(To do):
Go through the records and count every line that holds "wallpaper". Only the number belongs in the reply.

(Records):
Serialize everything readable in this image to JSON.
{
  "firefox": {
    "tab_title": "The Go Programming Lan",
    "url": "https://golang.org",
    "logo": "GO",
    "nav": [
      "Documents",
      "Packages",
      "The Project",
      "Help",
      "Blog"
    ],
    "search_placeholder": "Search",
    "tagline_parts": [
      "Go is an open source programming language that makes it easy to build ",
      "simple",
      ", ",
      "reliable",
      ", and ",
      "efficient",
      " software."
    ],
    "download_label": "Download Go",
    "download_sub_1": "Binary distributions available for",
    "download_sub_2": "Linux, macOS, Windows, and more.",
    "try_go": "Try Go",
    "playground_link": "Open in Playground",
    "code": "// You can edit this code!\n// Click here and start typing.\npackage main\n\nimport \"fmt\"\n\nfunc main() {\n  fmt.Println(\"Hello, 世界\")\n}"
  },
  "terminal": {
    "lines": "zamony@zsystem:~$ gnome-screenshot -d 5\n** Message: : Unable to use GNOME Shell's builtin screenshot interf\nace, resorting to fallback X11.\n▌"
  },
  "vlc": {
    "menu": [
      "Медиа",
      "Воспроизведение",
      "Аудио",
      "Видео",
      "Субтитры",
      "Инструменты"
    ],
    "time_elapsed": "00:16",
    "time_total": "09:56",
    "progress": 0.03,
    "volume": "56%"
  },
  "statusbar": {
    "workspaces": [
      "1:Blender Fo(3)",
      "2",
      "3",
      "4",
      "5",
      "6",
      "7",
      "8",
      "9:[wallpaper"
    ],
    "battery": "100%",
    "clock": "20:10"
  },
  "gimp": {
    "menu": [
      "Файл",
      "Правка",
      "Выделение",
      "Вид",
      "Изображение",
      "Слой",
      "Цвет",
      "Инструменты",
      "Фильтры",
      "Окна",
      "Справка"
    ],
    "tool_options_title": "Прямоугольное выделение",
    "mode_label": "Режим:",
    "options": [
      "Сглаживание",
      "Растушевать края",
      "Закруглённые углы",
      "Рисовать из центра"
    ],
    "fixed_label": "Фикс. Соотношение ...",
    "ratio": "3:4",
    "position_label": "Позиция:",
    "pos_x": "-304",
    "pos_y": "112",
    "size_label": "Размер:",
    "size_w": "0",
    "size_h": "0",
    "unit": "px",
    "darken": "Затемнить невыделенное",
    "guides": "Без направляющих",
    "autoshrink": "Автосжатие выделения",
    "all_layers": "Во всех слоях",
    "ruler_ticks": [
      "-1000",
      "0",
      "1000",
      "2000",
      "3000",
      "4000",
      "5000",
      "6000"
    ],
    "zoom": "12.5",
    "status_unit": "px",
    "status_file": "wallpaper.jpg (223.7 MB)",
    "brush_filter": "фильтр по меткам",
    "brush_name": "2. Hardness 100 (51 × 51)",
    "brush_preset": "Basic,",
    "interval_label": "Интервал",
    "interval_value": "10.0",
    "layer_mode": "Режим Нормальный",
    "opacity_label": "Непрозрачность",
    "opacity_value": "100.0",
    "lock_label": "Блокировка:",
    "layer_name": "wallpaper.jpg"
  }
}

(Output of the task):
3